Functioning of franchising in the retail sector  
2016/2244(INI) - 12/09/2017  

The European Parliament adopted by 617 votes to 31, with 43 abstentions, a resolution on the functioning of franchising in the retail sector.

Members recalled that there is no common European definition of franchising and franchising agreements differ from one business to another.

Untapped potential: while the cross-border dimension of franchising could serve as a business model contributing to the achievement of the single market in the retail sector, Parliament regretted that it is currently under-performing in the EU, representing only 1.89 % of GDP, as opposed to 5.95 % in the USA and 10.83 % in Australia, 83.5 % of franchising’s turnover being concentrated in only seven Member States, which is why it is important to encourage a wider dissemination of this business model throughout the EU.

In its resolution of 11 December 2013, Parliament welcomed franchising as a business model which supports new business and small-business ownership, but noted the existence of unfair contract terms in certain cases and called for transparent and fair contract terms.

Given that franchisees are often the weaker contracting party, particularly in the case of SMEs, Members insisted that franchising systems are heavily dependent upon the functioning co-operation of franchisor and franchisees, taking into consideration that the franchising system depends on good implementation by all parties. Franchisors have organised themselves both at national and European level for the representation of their interests, whereas franchisees often lack such representative organisations defending their collective interests.

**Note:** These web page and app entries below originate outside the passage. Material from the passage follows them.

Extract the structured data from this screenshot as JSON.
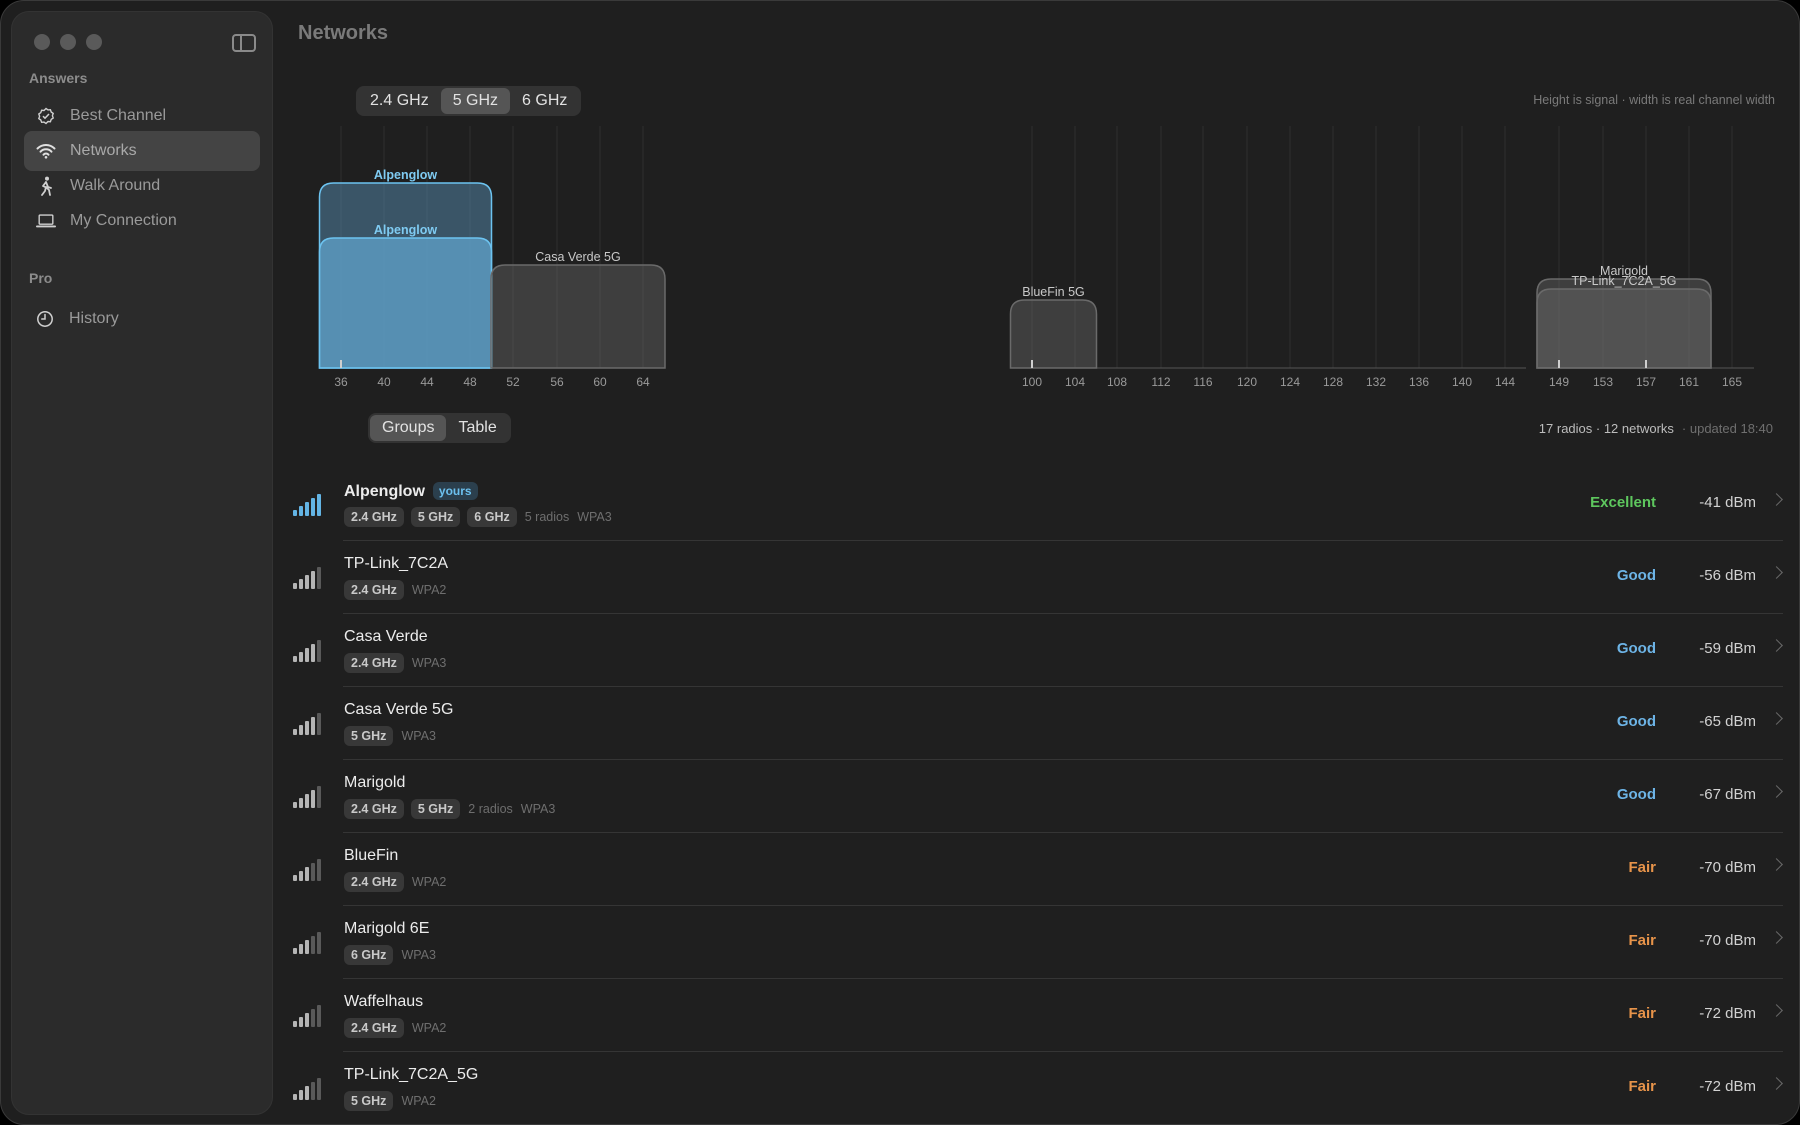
{
  "window": {
    "title": "Networks"
  },
  "sidebar": {
    "sections": [
      {
        "label": "Answers",
        "items": [
          {
            "label": "Best Channel",
            "icon": "check-badge-icon",
            "active": false
          },
          {
            "label": "Networks",
            "icon": "wifi-icon",
            "active": true
          },
          {
            "label": "Walk Around",
            "icon": "walking-icon",
            "active": false
          },
          {
            "label": "My Connection",
            "icon": "laptop-icon",
            "active": false
          }
        ]
      },
      {
        "label": "Pro",
        "items": [
          {
            "label": "History",
            "icon": "clock-icon",
            "active": false
          }
        ]
      }
    ]
  },
  "band_tabs": [
    "2.4 GHz",
    "5 GHz",
    "6 GHz"
  ],
  "band_selected": "5 GHz",
  "chart_hint": "Height is signal · width is real channel width",
  "view_tabs": [
    "Groups",
    "Table"
  ],
  "view_selected": "Groups",
  "summary": {
    "counts": "17 radios · 12 networks",
    "updated": "· updated 18:40"
  },
  "chart_data": {
    "type": "area",
    "x_ticks": [
      "36",
      "40",
      "44",
      "48",
      "52",
      "56",
      "60",
      "64",
      "100",
      "104",
      "108",
      "112",
      "116",
      "120",
      "124",
      "128",
      "132",
      "136",
      "140",
      "144",
      "149",
      "153",
      "157",
      "161",
      "165"
    ],
    "channels": [
      {
        "name": "Alpenglow",
        "from": 36,
        "to": 48,
        "signal": -41,
        "highlight": true
      },
      {
        "name": "Alpenglow",
        "from": 36,
        "to": 48,
        "signal": -50,
        "highlight": true
      },
      {
        "name": "Casa Verde 5G",
        "from": 52,
        "to": 64,
        "signal": -65,
        "highlight": false
      },
      {
        "name": "BlueFin 5G",
        "from": 100,
        "to": 104,
        "signal": -70,
        "highlight": false
      },
      {
        "name": "Marigold",
        "from": 149,
        "to": 161,
        "signal": -67,
        "highlight": false
      },
      {
        "name": "TP-Link_7C2A_5G",
        "from": 149,
        "to": 161,
        "signal": -72,
        "highlight": false
      }
    ]
  },
  "networks": [
    {
      "name": "Alpenglow",
      "bold": true,
      "yours": "yours",
      "tags": [
        "2.4 GHz",
        "5 GHz",
        "6 GHz"
      ],
      "extra": [
        "5 radios",
        "WPA3"
      ],
      "quality": "Excellent",
      "qclass": "q-excellent",
      "dbm": "-41 dBm",
      "bars": 5
    },
    {
      "name": "TP-Link_7C2A",
      "tags": [
        "2.4 GHz"
      ],
      "extra": [
        "WPA2"
      ],
      "quality": "Good",
      "qclass": "q-good",
      "dbm": "-56 dBm",
      "bars": 4
    },
    {
      "name": "Casa Verde",
      "tags": [
        "2.4 GHz"
      ],
      "extra": [
        "WPA3"
      ],
      "quality": "Good",
      "qclass": "q-good",
      "dbm": "-59 dBm",
      "bars": 4
    },
    {
      "name": "Casa Verde 5G",
      "tags": [
        "5 GHz"
      ],
      "extra": [
        "WPA3"
      ],
      "quality": "Good",
      "qclass": "q-good",
      "dbm": "-65 dBm",
      "bars": 4
    },
    {
      "name": "Marigold",
      "tags": [
        "2.4 GHz",
        "5 GHz"
      ],
      "extra": [
        "2 radios",
        "WPA3"
      ],
      "quality": "Good",
      "qclass": "q-good",
      "dbm": "-67 dBm",
      "bars": 4
    },
    {
      "name": "BlueFin",
      "tags": [
        "2.4 GHz"
      ],
      "extra": [
        "WPA2"
      ],
      "quality": "Fair",
      "qclass": "q-fair",
      "dbm": "-70 dBm",
      "bars": 3
    },
    {
      "name": "Marigold 6E",
      "tags": [
        "6 GHz"
      ],
      "extra": [
        "WPA3"
      ],
      "quality": "Fair",
      "qclass": "q-fair",
      "dbm": "-70 dBm",
      "bars": 3
    },
    {
      "name": "Waffelhaus",
      "tags": [
        "2.4 GHz"
      ],
      "extra": [
        "WPA2"
      ],
      "quality": "Fair",
      "qclass": "q-fair",
      "dbm": "-72 dBm",
      "bars": 3
    },
    {
      "name": "TP-Link_7C2A_5G",
      "tags": [
        "5 GHz"
      ],
      "extra": [
        "WPA2"
      ],
      "quality": "Fair",
      "qclass": "q-fair",
      "dbm": "-72 dBm",
      "bars": 3
    }
  ]
}
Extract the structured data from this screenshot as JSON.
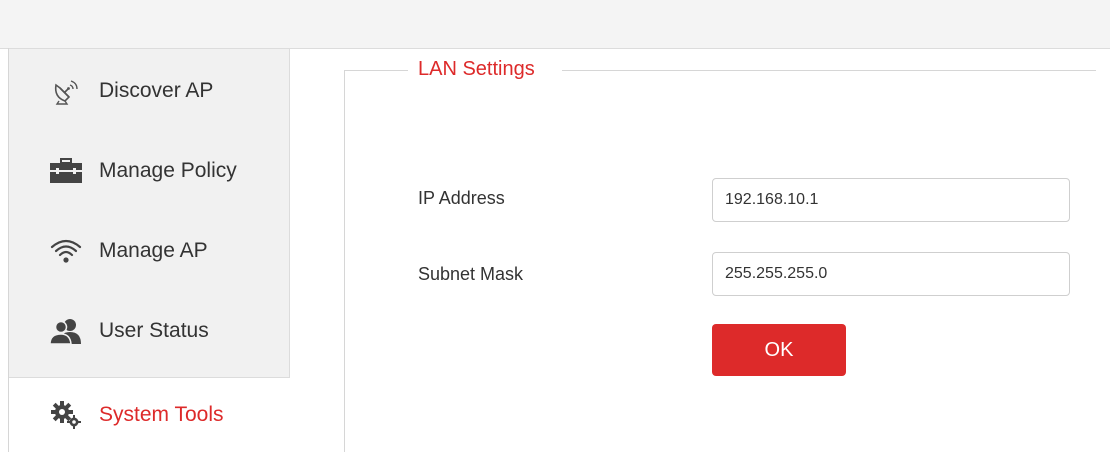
{
  "sidebar": {
    "items": [
      {
        "label": "Discover AP",
        "icon": "satellite-dish-icon"
      },
      {
        "label": "Manage Policy",
        "icon": "briefcase-icon"
      },
      {
        "label": "Manage AP",
        "icon": "wifi-icon"
      },
      {
        "label": "User Status",
        "icon": "users-icon"
      },
      {
        "label": "System Tools",
        "icon": "gears-icon",
        "active": true
      }
    ]
  },
  "main": {
    "section_title": "LAN Settings",
    "ip_address": {
      "label": "IP Address",
      "value": "192.168.10.1"
    },
    "subnet_mask": {
      "label": "Subnet Mask",
      "value": "255.255.255.0"
    },
    "ok_label": "OK"
  },
  "colors": {
    "accent": "#dd2a2a",
    "sidebar_bg": "#f1f1f1",
    "text": "#333333"
  }
}
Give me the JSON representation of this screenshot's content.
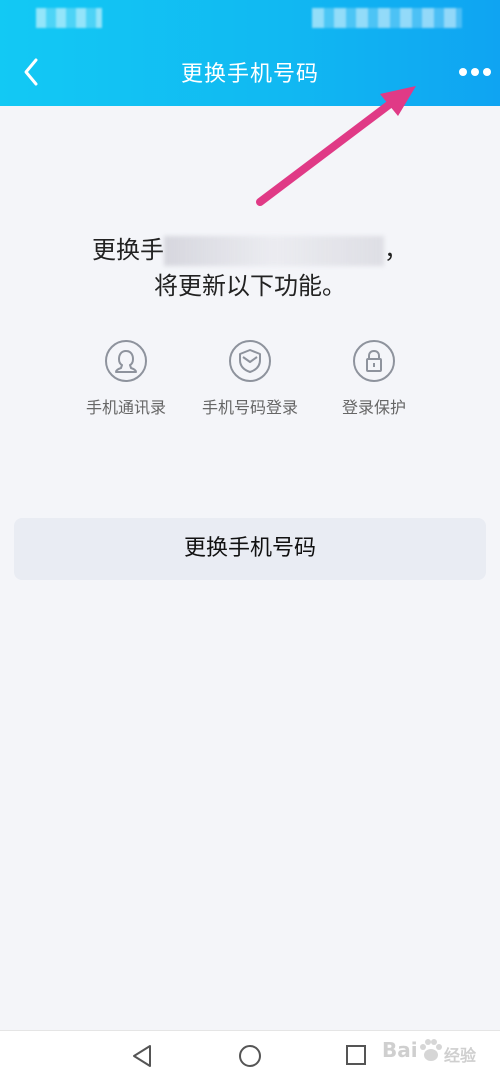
{
  "header": {
    "title": "更换手机号码",
    "back_icon": "chevron-left-icon",
    "more_icon": "more-horizontal-icon"
  },
  "info": {
    "line1_prefix": "更换手",
    "line1_suffix": "，",
    "line2": "将更新以下功能。"
  },
  "features": [
    {
      "label": "手机通讯录",
      "icon": "contacts-icon"
    },
    {
      "label": "手机号码登录",
      "icon": "shield-icon"
    },
    {
      "label": "登录保护",
      "icon": "lock-icon"
    }
  ],
  "button": {
    "label": "更换手机号码"
  },
  "colors": {
    "header_start": "#12c9f4",
    "header_end": "#0fa4f2",
    "background": "#f4f5f9",
    "button_bg": "#e9ecf3",
    "annotation_arrow": "#e03a86"
  },
  "watermark": {
    "prefix": "Bai",
    "suffix": "经验"
  }
}
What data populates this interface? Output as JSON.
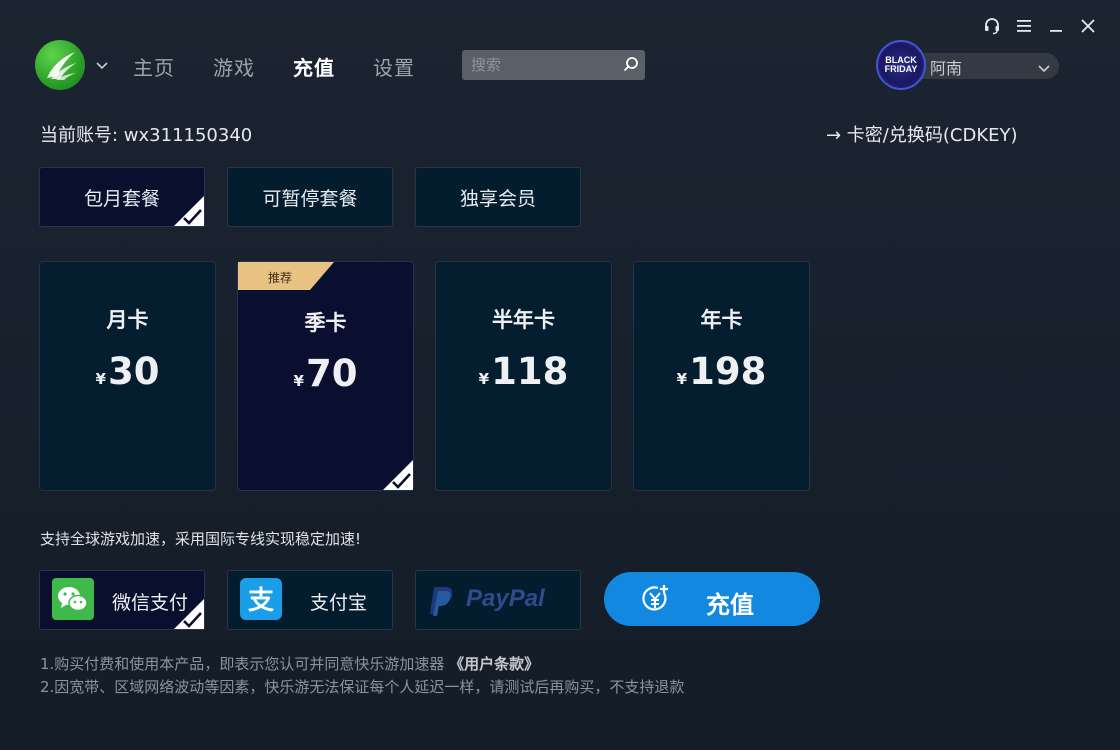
{
  "nav": {
    "items": [
      "主页",
      "游戏",
      "充值",
      "设置"
    ],
    "active_index": 2
  },
  "search": {
    "placeholder": "搜索"
  },
  "user": {
    "name": "阿南",
    "avatar_line1": "BLACK",
    "avatar_line2": "FRIDAY"
  },
  "account": {
    "text": "当前账号: wx311150340"
  },
  "cdkey": {
    "label": "→ 卡密/兑换码(CDKEY)"
  },
  "tabs": [
    {
      "label": "包月套餐",
      "selected": true
    },
    {
      "label": "可暂停套餐",
      "selected": false
    },
    {
      "label": "独享会员",
      "selected": false
    }
  ],
  "plans": [
    {
      "name": "月卡",
      "currency": "¥",
      "price": "30",
      "selected": false,
      "badge": ""
    },
    {
      "name": "季卡",
      "currency": "¥",
      "price": "70",
      "selected": true,
      "badge": "推荐"
    },
    {
      "name": "半年卡",
      "currency": "¥",
      "price": "118",
      "selected": false,
      "badge": ""
    },
    {
      "name": "年卡",
      "currency": "¥",
      "price": "198",
      "selected": false,
      "badge": ""
    }
  ],
  "tagline": "支持全球游戏加速，采用国际专线实现稳定加速!",
  "payments": [
    {
      "label": "微信支付",
      "icon": "wechat-pay-icon",
      "selected": true
    },
    {
      "label": "支付宝",
      "icon": "alipay-icon",
      "selected": false
    },
    {
      "label": "PayPal",
      "icon": "paypal-icon",
      "selected": false
    }
  ],
  "recharge": {
    "label": "充值",
    "icon": "yen-coin-plus-icon"
  },
  "notes": {
    "line1_prefix": "1.购买付费和使用本产品，即表示您认可并同意快乐游加速器 ",
    "terms_link": "《用户条款》",
    "line2": "2.因宽带、区域网络波动等因素，快乐游无法保证每个人延迟一样，请测试后再购买，不支持退款"
  },
  "colors": {
    "accent_blue": "#1288e0",
    "ribbon_gold": "#e7c283",
    "logo_green": "#2ea32a"
  }
}
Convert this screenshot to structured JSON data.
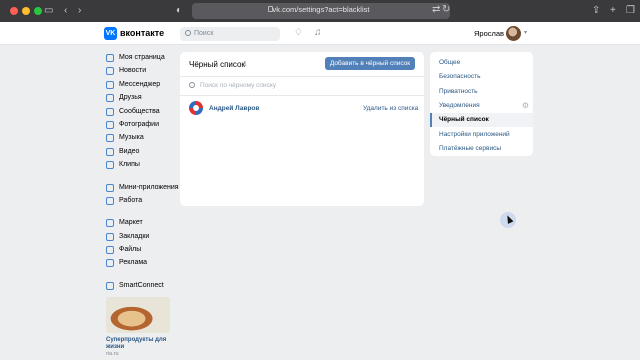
{
  "browser": {
    "url": "vk.com/settings?act=blacklist"
  },
  "header": {
    "brand": "вконтакте",
    "logo_text": "VK",
    "search_placeholder": "Поиск",
    "user_name": "Ярослав"
  },
  "nav": {
    "group1": [
      {
        "label": "Моя страница",
        "icon": "home-icon"
      },
      {
        "label": "Новости",
        "icon": "news-icon"
      },
      {
        "label": "Мессенджер",
        "icon": "messenger-icon"
      },
      {
        "label": "Друзья",
        "icon": "friends-icon"
      },
      {
        "label": "Сообщества",
        "icon": "communities-icon"
      },
      {
        "label": "Фотографии",
        "icon": "photos-icon"
      },
      {
        "label": "Музыка",
        "icon": "music-icon"
      },
      {
        "label": "Видео",
        "icon": "video-icon"
      },
      {
        "label": "Клипы",
        "icon": "clips-icon"
      }
    ],
    "group2": [
      {
        "label": "Мини-приложения",
        "icon": "apps-icon"
      },
      {
        "label": "Работа",
        "icon": "work-icon"
      }
    ],
    "group3": [
      {
        "label": "Маркет",
        "icon": "market-icon"
      },
      {
        "label": "Закладки",
        "icon": "bookmarks-icon"
      },
      {
        "label": "Файлы",
        "icon": "files-icon"
      },
      {
        "label": "Реклама",
        "icon": "ads-icon"
      }
    ],
    "group4": [
      {
        "label": "SmartConnect",
        "icon": "smartconnect-icon"
      }
    ],
    "promo": {
      "title": "Суперпродукты для жизни",
      "source": "ria.ru"
    }
  },
  "blacklist": {
    "title": "Чёрный список",
    "count": "1",
    "add_button": "Добавить в чёрный список",
    "search_placeholder": "Поиск по чёрному списку",
    "entries": [
      {
        "name": "Андрей Лавров",
        "action": "Удалить из списка"
      }
    ]
  },
  "settings_menu": {
    "items": [
      {
        "label": "Общее",
        "active": false
      },
      {
        "label": "Безопасность",
        "active": false
      },
      {
        "label": "Приватность",
        "active": false
      },
      {
        "label": "Уведомления",
        "active": false
      },
      {
        "label": "Чёрный список",
        "active": true
      },
      {
        "label": "Настройки приложений",
        "active": false
      },
      {
        "label": "Платёжные сервисы",
        "active": false
      }
    ]
  }
}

Promoting franchising: Members sought to encourage a wider dissemination of this business model throughout the Union.

The Commission is invited to:

  • introduce guidelines on franchising contracts, in order to better shape the normative environment of franchising contracts ensuring compliance with labour standards and decent and high-quality service;
  • encourage dialogue between franchisors, franchisees and decision-makers, to facilitate the creation of associations representing franchisees, and to make sure that their voices are heard, whenever policies or legislation are prepared that may affect them;
  • examine the functioning of franchising in the retail sector, including the existence of unfair contract terms or other unfair trading practices;
  • open a public consultation in order to obtain unbiased information as to the real situation in franchising and to draft non-legislative guidelines, reflecting best practices, on the functioning of franchising in the retail sector, in particular in relation to the latest technological and market developments, such as internet sales, and to submit these to Parliament by January 2018 at the latest.

Parliament stated that franchise agreements should fully respect the principles of balanced partnership, under which the franchisor and franchisee must be reasonable and fair towards each other and resolve complaints, grievances and disputes through frank, transparent, reasonable and direct communication.

Sometimes franchisors require franchisees to purchase products and services that are not related to the franchise formula. Non-competition clauses should be clearly formulated, reasonable and proportionate.

Competition law: the resolution stressed that Commission Regulation (EU) No 330/2010 on the application of Article 101(3) of the Treaty on the Functioning of the European Union to categories of vertical agreements and concerted practices should be uniformly applied in the Member States. It invited the Commission to check to what extent application of the Regulation could be improved through a mechanism of assessment within the European network of competition authorities.

The Commission is called on to check whether it is necessary to revise the Regulation and to verify and inform Parliament as regards:

  • whether the model of franchising adopted in the Regulation reflects market reality;
  • to what extent the so-called ‘permitted vertical restraints’ are proportionate and have a negative effect on the market and consumers;
  • what new challenges franchisors and franchisees have to face in the context of e-commerce and digitisation.

Parliament should be informed of the results achieved.